Note Prices Soar While Yields Plunge

Dec 6, 2008: 10:30 PM CST

File this under “In case you missed it.”  The 10-Year Treasury Note price has surged 12% in just over a month, as investors surge to the safety of treasuries.  Subsequently, yeilds in these safe investment vehicles has plunged dramatically.  Let’s look at the 10 year note price, and then see the 5-year note and 3-month bill yields.

10-Year T-Note Prices:

Though I haven’t explicitly labeled it, it would seem the recent surge from $114 to $127 is a potential Elliott Wave 3 in perhaps a larger fractal Wave (Wave 1 being from $112 to $116 after a quick “ABC” corrective phase took place).

I don’t want to get too deep into the intricacies of analysis on these markets, but I did want to point out this sudden and perhaps significant development which is potentially going unnoticed by a vast number of traders.  Bloomberg has an excellent post on why this may be occurring which is worth a read.

The article begins as such:  “Yields on two-, 10- and 30-year securities fell to the lowest levels since the Treasury began regular sales of the debt.”

Not an encouraging report.

Analyst/Manager Jamie Jackson states, ““You’ve rallied to points that are unprecedented from T- bills to 30-year bonds…. That’s obviously pricing in a pretty dire economic environment.”

Portfolio Manager Richard Schlanger sums it up a little… less tactfully:  ““People are just flocking to Treasuries…. All you can say is, ‘My God.’ Things are going to get progressively worse.”

Let’s move on to see these falling yields on the 5-Year T-Note.

5-Year T-Note Yield:

Yields have fallen to 1.60% after breaking key support about the 2.40% level.  Take a look at a longer, monthly chart for more insight into the pervasive, multi-year downtrend in rates.

Finally, let’s see a shorter timeframe yield via the 3-month T-bills.

3-month T-Bill Yield (rate):

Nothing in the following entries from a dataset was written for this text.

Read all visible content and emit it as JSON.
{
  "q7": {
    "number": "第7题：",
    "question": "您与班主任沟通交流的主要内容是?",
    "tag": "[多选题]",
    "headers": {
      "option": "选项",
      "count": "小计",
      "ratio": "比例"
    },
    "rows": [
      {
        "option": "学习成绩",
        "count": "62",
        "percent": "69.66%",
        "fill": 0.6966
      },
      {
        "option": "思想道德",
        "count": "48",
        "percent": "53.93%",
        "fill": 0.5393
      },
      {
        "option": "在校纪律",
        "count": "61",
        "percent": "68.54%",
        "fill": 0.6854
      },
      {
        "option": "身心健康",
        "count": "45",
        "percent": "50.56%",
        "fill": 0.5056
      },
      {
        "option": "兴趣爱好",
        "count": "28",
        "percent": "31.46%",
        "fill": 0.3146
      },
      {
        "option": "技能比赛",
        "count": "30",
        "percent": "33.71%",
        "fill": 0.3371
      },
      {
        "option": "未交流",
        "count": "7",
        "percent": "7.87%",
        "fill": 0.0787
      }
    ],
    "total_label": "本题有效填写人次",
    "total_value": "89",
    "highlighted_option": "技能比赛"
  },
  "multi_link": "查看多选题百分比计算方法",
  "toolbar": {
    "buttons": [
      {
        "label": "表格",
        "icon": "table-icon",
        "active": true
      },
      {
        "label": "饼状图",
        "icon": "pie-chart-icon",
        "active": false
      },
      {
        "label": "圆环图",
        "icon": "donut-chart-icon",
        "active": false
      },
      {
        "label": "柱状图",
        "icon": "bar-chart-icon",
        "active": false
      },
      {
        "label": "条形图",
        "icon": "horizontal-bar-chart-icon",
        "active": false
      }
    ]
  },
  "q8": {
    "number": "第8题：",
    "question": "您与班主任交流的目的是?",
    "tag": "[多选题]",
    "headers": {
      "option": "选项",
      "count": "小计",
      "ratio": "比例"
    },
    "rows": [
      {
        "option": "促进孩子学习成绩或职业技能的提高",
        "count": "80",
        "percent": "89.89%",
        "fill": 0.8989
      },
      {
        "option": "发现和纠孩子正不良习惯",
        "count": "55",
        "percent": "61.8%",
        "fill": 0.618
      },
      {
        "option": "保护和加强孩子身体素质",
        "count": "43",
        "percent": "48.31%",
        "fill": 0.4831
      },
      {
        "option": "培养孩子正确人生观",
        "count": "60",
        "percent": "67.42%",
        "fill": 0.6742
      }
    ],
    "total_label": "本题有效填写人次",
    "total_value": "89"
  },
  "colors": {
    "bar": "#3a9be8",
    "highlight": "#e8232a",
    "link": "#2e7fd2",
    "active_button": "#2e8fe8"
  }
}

If I asked you to give me your money and I would hold it safe for 3-months and pay you virtually nothing for it, would you do it?  Yet fear and other complicated reasons is driving investors and institutions to take that deal because – for lack of a better explanation – they’re terrified that anywhere else they put it would lose money.  Thus, they’re willing to accept virtually no return on their capital for the exchange of complete safety.

Commodities are being crushed, the stock market is being crushed, foreign currencies are being crushed.  Gold is not holding up as the ‘store of value’ it is expected to be in uncertain times.  The US Dollar Index is surging, but mainly because foreign currencies are falling faster relative to the dollar – isn’t not necessarily a sign of US or the Dollar’s strength.

As everyone rushes into safety in US backed Treasury Bonds, Bills, and Notes, that drives prices higher and yields lower.  Unfortunately, it’s driven yields to all-time lows in some markets, meaning yes, you’ll probably be safe, but no you won’t get very much for it.

Study further into these developments and what they might mean going forward.

Corey Rosenbloom

Afraid to Trade.com

6 Comments

6 Responses to “Note Prices Soar While Yields Plunge”

  1. Mike Says:

    What is a good target point on entering the TBT or even right here with a tight stop?

  2. Corey Rosenbloom Says:

    Mike,

    I’m not a bond trader so I haven’t done much work with the TBT but my snap analysis is that we have a fairly significant hammer (bullish) candle after a long move down on a quick positive momentum divergence and surge in volume.

    A low-risk play would be to enter now (Mon), particularly if we start heading higher early and place your stop a little beneath the hammer’s low at $42.50. Maybe place the stop around $41.50 or $40.95 or so and play for a target – the falling 20 EMA – at around $50. That would allow you to play for possibly 5R or so.

  3. Bond trader Says:

    Corey, I have been trying to follow the 10yr price yield chart using elliot: things were going well, except the thrid wave’s fifth wave was very extended. Trying to look at smaller timeframes (240s and 60s) didnt gave more clarity. For now I think we are in the fourth, but time and time again, unclear counts tend to be more dangerous to follow. Any thoughts on the count’s clarity of the third wave?

  4. Bond trader Says:

    Re: the fifth of the third, it was way too long! Caused alot of pain on trading floors too!

  5. Andrew Stanton Says:

    I think I’ve seen that 10 year chart before. Actually it was late last year or earlier this year… in oil!

  6. Corey Rosenbloom Says:

    Andrew,

    So true! I went back and looked and almost did a separate post comparing the two structures – and I may yet do so – but you’re right – eerily similar.